— Exercise —
Only the pictures are to be dropped; the rest of the data below is to be duplicated exactly.

⁂

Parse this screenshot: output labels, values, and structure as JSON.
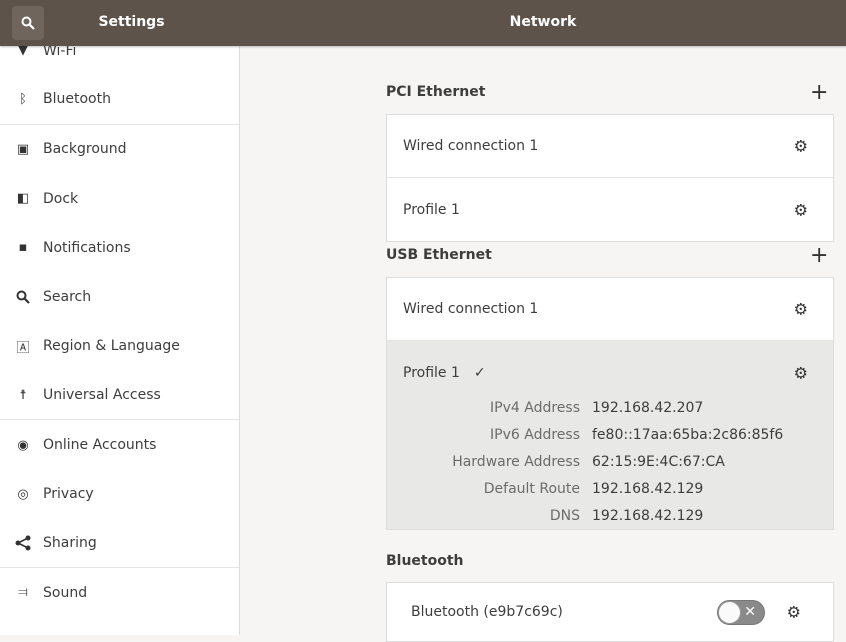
{
  "header": {
    "left_title": "Settings",
    "right_title": "Network"
  },
  "sidebar": {
    "items": [
      {
        "label": "Wi-Fi",
        "icon": "wifi-icon"
      },
      {
        "label": "Bluetooth",
        "icon": "bluetooth-icon"
      },
      {
        "label": "Background",
        "icon": "background-icon"
      },
      {
        "label": "Dock",
        "icon": "dock-icon"
      },
      {
        "label": "Notifications",
        "icon": "notifications-icon"
      },
      {
        "label": "Search",
        "icon": "search-icon"
      },
      {
        "label": "Region & Language",
        "icon": "region-icon"
      },
      {
        "label": "Universal Access",
        "icon": "accessibility-icon"
      },
      {
        "label": "Online Accounts",
        "icon": "online-accounts-icon"
      },
      {
        "label": "Privacy",
        "icon": "privacy-icon"
      },
      {
        "label": "Sharing",
        "icon": "share-icon"
      },
      {
        "label": "Sound",
        "icon": "sound-icon"
      }
    ]
  },
  "main": {
    "pci": {
      "title": "PCI Ethernet",
      "rows": [
        "Wired connection 1",
        "Profile 1"
      ]
    },
    "usb": {
      "title": "USB Ethernet",
      "wired": "Wired connection 1",
      "profile": "Profile 1",
      "details": [
        {
          "label": "IPv4 Address",
          "value": "192.168.42.207"
        },
        {
          "label": "IPv6 Address",
          "value": "fe80::17aa:65ba:2c86:85f6"
        },
        {
          "label": "Hardware Address",
          "value": "62:15:9E:4C:67:CA"
        },
        {
          "label": "Default Route",
          "value": "192.168.42.129"
        },
        {
          "label": "DNS",
          "value": "192.168.42.129"
        }
      ]
    },
    "bluetooth": {
      "title": "Bluetooth",
      "device": "Bluetooth (e9b7c69c)",
      "enabled": false
    }
  }
}
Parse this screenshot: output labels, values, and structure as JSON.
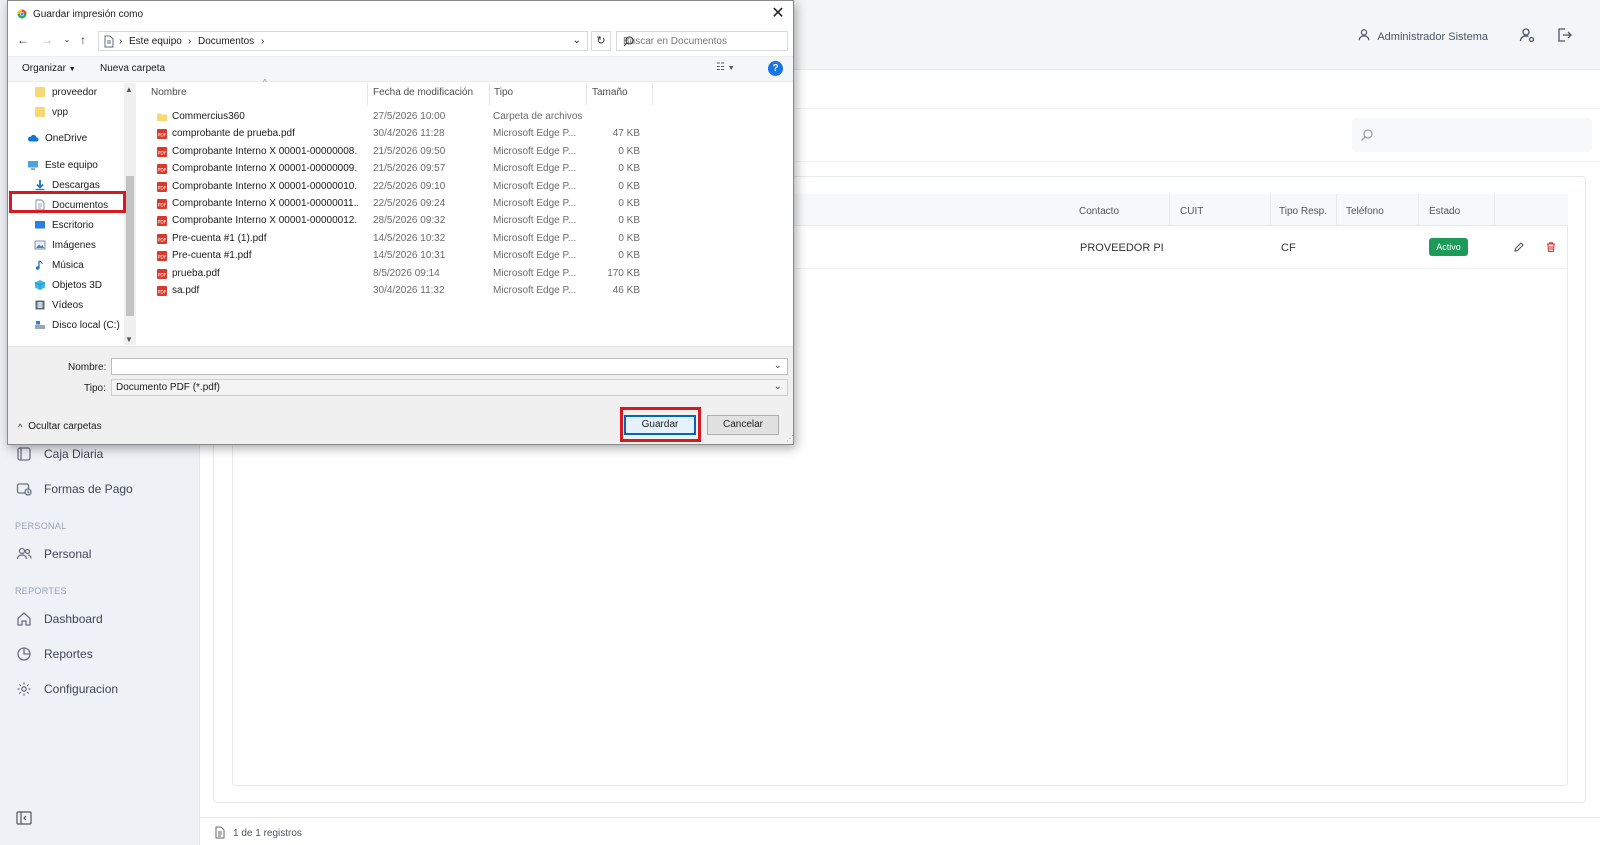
{
  "app": {
    "user_name": "Administrador Sistema",
    "sidebar": {
      "items": [
        {
          "label": "Caja Diaria",
          "icon": "cash-register-icon"
        },
        {
          "label": "Formas de Pago",
          "icon": "payment-icon"
        },
        {
          "label": "Personal",
          "icon": "users-icon"
        },
        {
          "label": "Dashboard",
          "icon": "home-icon"
        },
        {
          "label": "Reportes",
          "icon": "reports-icon"
        },
        {
          "label": "Configuracion",
          "icon": "gear-icon"
        }
      ],
      "sections": [
        "PERSONAL",
        "REPORTES"
      ]
    },
    "table": {
      "headers": [
        "Contacto",
        "CUIT",
        "Tipo Resp.",
        "Teléfono",
        "Estado"
      ],
      "row": {
        "contacto": "PROVEEDOR PI",
        "cuit": "",
        "tipo_resp": "CF",
        "telefono": "",
        "estado": "Activo"
      }
    },
    "footer": {
      "records": "1 de 1 registros"
    },
    "colors": {
      "active_badge": "#1d9a5a",
      "delete_icon": "#d93636",
      "highlight": "#d71921"
    }
  },
  "dialog": {
    "title": "Guardar impresión como",
    "address": {
      "crumbs": [
        "Este equipo",
        "Documentos"
      ]
    },
    "search_placeholder": "Buscar en Documentos",
    "toolbar": {
      "organize": "Organizar",
      "new_folder": "Nueva carpeta",
      "help": "?"
    },
    "nav_pane": [
      {
        "label": "proveedor",
        "icon": "folder-icon"
      },
      {
        "label": "vpp",
        "icon": "folder-icon"
      },
      {
        "label": "OneDrive",
        "icon": "cloud-icon"
      },
      {
        "label": "Este equipo",
        "icon": "computer-icon"
      },
      {
        "label": "Descargas",
        "icon": "download-icon"
      },
      {
        "label": "Documentos",
        "icon": "documents-icon"
      },
      {
        "label": "Escritorio",
        "icon": "desktop-icon"
      },
      {
        "label": "Imágenes",
        "icon": "images-icon"
      },
      {
        "label": "Música",
        "icon": "music-icon"
      },
      {
        "label": "Objetos 3D",
        "icon": "cube-icon"
      },
      {
        "label": "Vídeos",
        "icon": "video-icon"
      },
      {
        "label": "Disco local (C:)",
        "icon": "drive-icon"
      }
    ],
    "columns": [
      "Nombre",
      "Fecha de modificación",
      "Tipo",
      "Tamaño"
    ],
    "files": [
      {
        "name": "Commercius360",
        "date": "27/5/2026 10:00",
        "type": "Carpeta de archivos",
        "size": "",
        "icon": "folder"
      },
      {
        "name": "comprobante de prueba.pdf",
        "date": "30/4/2026 11:28",
        "type": "Microsoft Edge P...",
        "size": "47 KB",
        "icon": "pdf"
      },
      {
        "name": "Comprobante Interno X 00001-00000008....",
        "date": "21/5/2026 09:50",
        "type": "Microsoft Edge P...",
        "size": "0 KB",
        "icon": "pdf"
      },
      {
        "name": "Comprobante Interno X 00001-00000009....",
        "date": "21/5/2026 09:57",
        "type": "Microsoft Edge P...",
        "size": "0 KB",
        "icon": "pdf"
      },
      {
        "name": "Comprobante Interno X 00001-00000010....",
        "date": "22/5/2026 09:10",
        "type": "Microsoft Edge P...",
        "size": "0 KB",
        "icon": "pdf"
      },
      {
        "name": "Comprobante Interno X 00001-00000011....",
        "date": "22/5/2026 09:24",
        "type": "Microsoft Edge P...",
        "size": "0 KB",
        "icon": "pdf"
      },
      {
        "name": "Comprobante Interno X 00001-00000012....",
        "date": "28/5/2026 09:32",
        "type": "Microsoft Edge P...",
        "size": "0 KB",
        "icon": "pdf"
      },
      {
        "name": "Pre-cuenta #1 (1).pdf",
        "date": "14/5/2026 10:32",
        "type": "Microsoft Edge P...",
        "size": "0 KB",
        "icon": "pdf"
      },
      {
        "name": "Pre-cuenta #1.pdf",
        "date": "14/5/2026 10:31",
        "type": "Microsoft Edge P...",
        "size": "0 KB",
        "icon": "pdf"
      },
      {
        "name": "prueba.pdf",
        "date": "8/5/2026 09:14",
        "type": "Microsoft Edge P...",
        "size": "170 KB",
        "icon": "pdf"
      },
      {
        "name": "sa.pdf",
        "date": "30/4/2026 11:32",
        "type": "Microsoft Edge P...",
        "size": "46 KB",
        "icon": "pdf"
      }
    ],
    "form": {
      "name_label": "Nombre:",
      "name_value": "",
      "type_label": "Tipo:",
      "type_value": "Documento PDF (*.pdf)"
    },
    "hide_folders": "Ocultar carpetas",
    "save_button": "Guardar",
    "cancel_button": "Cancelar"
  }
}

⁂

— Result below —
Parse this screenshot: output labels, values, and structure as JSON.
{
  "header": {
    "left_title": "Settings",
    "right_title": "Network"
  },
  "sidebar": {
    "items": [
      {
        "label": "Wi-Fi",
        "icon": "wifi-icon"
      },
      {
        "label": "Bluetooth",
        "icon": "bluetooth-icon"
      },
      {
        "label": "Background",
        "icon": "background-icon"
      },
      {
        "label": "Dock",
        "icon": "dock-icon"
      },
      {
        "label": "Notifications",
        "icon": "notifications-icon"
      },
      {
        "label": "Search",
        "icon": "search-icon"
      },
      {
        "label": "Region & Language",
        "icon": "region-icon"
      },
      {
        "label": "Universal Access",
        "icon": "accessibility-icon"
      },
      {
        "label": "Online Accounts",
        "icon": "online-accounts-icon"
      },
      {
        "label": "Privacy",
        "icon": "privacy-icon"
      },
      {
        "label": "Sharing",
        "icon": "share-icon"
      },
      {
        "label": "Sound",
        "icon": "sound-icon"
      }
    ]
  },
  "main": {
    "pci": {
      "title": "PCI Ethernet",
      "rows": [
        "Wired connection 1",
        "Profile 1"
      ]
    },
    "usb": {
      "title": "USB Ethernet",
      "wired": "Wired connection 1",
      "profile": "Profile 1",
      "details": [
        {
          "label": "IPv4 Address",
          "value": "192.168.42.207"
        },
        {
          "label": "IPv6 Address",
          "value": "fe80::17aa:65ba:2c86:85f6"
        },
        {
          "label": "Hardware Address",
          "value": "62:15:9E:4C:67:CA"
        },
        {
          "label": "Default Route",
          "value": "192.168.42.129"
        },
        {
          "label": "DNS",
          "value": "192.168.42.129"
        }
      ]
    },
    "bluetooth": {
      "title": "Bluetooth",
      "device": "Bluetooth (e9b7c69c)",
      "enabled": false
    }
  }
}
Parse this screenshot: output labels, values, and structure as JSON.
{
  "app": {
    "user_name": "Administrador Sistema",
    "sidebar": {
      "items": [
        {
          "label": "Caja Diaria",
          "icon": "cash-register-icon"
        },
        {
          "label": "Formas de Pago",
          "icon": "payment-icon"
        },
        {
          "label": "Personal",
          "icon": "users-icon"
        },
        {
          "label": "Dashboard",
          "icon": "home-icon"
        },
        {
          "label": "Reportes",
          "icon": "reports-icon"
        },
        {
          "label": "Configuracion",
          "icon": "gear-icon"
        }
      ],
      "sections": [
        "PERSONAL",
        "REPORTES"
      ]
    },
    "table": {
      "headers": [
        "Contacto",
        "CUIT",
        "Tipo Resp.",
        "Teléfono",
        "Estado"
      ],
      "row": {
        "contacto": "PROVEEDOR PI",
        "cuit": "",
        "tipo_resp": "CF",
        "telefono": "",
        "estado": "Activo"
      }
    },
    "footer": {
      "records": "1 de 1 registros"
    },
    "colors": {
      "active_badge": "#1d9a5a",
      "delete_icon": "#d93636",
      "highlight": "#d71921"
    }
  },
  "dialog": {
    "title": "Guardar impresión como",
    "address": {
      "crumbs": [
        "Este equipo",
        "Documentos"
      ]
    },
    "search_placeholder": "Buscar en Documentos",
    "toolbar": {
      "organize": "Organizar",
      "new_folder": "Nueva carpeta",
      "help": "?"
    },
    "nav_pane": [
      {
        "label": "proveedor",
        "icon": "folder-icon"
      },
      {
        "label": "vpp",
        "icon": "folder-icon"
      },
      {
        "label": "OneDrive",
        "icon": "cloud-icon"
      },
      {
        "label": "Este equipo",
        "icon": "computer-icon"
      },
      {
        "label": "Descargas",
        "icon": "download-icon"
      },
      {
        "label": "Documentos",
        "icon": "documents-icon"
      },
      {
        "label": "Escritorio",
        "icon": "desktop-icon"
      },
      {
        "label": "Imágenes",
        "icon": "images-icon"
      },
      {
        "label": "Música",
        "icon": "music-icon"
      },
      {
        "label": "Objetos 3D",
        "icon": "cube-icon"
      },
      {
        "label": "Vídeos",
        "icon": "video-icon"
      },
      {
        "label": "Disco local (C:)",
        "icon": "drive-icon"
      }
    ],
    "columns": [
      "Nombre",
      "Fecha de modificación",
      "Tipo",
      "Tamaño"
    ],
    "files": [
      {
        "name": "Commercius360",
        "date": "27/5/2026 10:00",
        "type": "Carpeta de archivos",
        "size": "",
        "icon": "folder"
      },
      {
        "name": "comprobante de prueba.pdf",
        "date": "30/4/2026 11:28",
        "type": "Microsoft Edge P...",
        "size": "47 KB",
        "icon": "pdf"
      },
      {
        "name": "Comprobante Interno X 00001-00000008....",
        "date": "21/5/2026 09:50",
        "type": "Microsoft Edge P...",
        "size": "0 KB",
        "icon": "pdf"
      },
      {
        "name": "Comprobante Interno X 00001-00000009....",
        "date": "21/5/2026 09:57",
        "type": "Microsoft Edge P...",
        "size": "0 KB",
        "icon": "pdf"
      },
      {
        "name": "Comprobante Interno X 00001-00000010....",
        "date": "22/5/2026 09:10",
        "type": "Microsoft Edge P...",
        "size": "0 KB",
        "icon": "pdf"
      },
      {
        "name": "Comprobante Interno X 00001-00000011....",
        "date": "22/5/2026 09:24",
        "type": "Microsoft Edge P...",
        "size": "0 KB",
        "icon": "pdf"
      },
      {
        "name": "Comprobante Interno X 00001-00000012....",
        "date": "28/5/2026 09:32",
        "type": "Microsoft Edge P...",
        "size": "0 KB",
        "icon": "pdf"
      },
      {
        "name": "Pre-cuenta #1 (1).pdf",
        "date": "14/5/2026 10:32",
        "type": "Microsoft Edge P...",
        "size": "0 KB",
        "icon": "pdf"
      },
      {
        "name": "Pre-cuenta #1.pdf",
        "date": "14/5/2026 10:31",
        "type": "Microsoft Edge P...",
        "size": "0 KB",
        "icon": "pdf"
      },
      {
        "name": "prueba.pdf",
        "date": "8/5/2026 09:14",
        "type": "Microsoft Edge P...",
        "size": "170 KB",
        "icon": "pdf"
      },
      {
        "name": "sa.pdf",
        "date": "30/4/2026 11:32",
        "type": "Microsoft Edge P...",
        "size": "46 KB",
        "icon": "pdf"
      }
    ],
    "form": {
      "name_label": "Nombre:",
      "name_value": "",
      "type_label": "Tipo:",
      "type_value": "Documento PDF (*.pdf)"
    },
    "hide_folders": "Ocultar carpetas",
    "save_button": "Guardar",
    "cancel_button": "Cancelar"
  }
}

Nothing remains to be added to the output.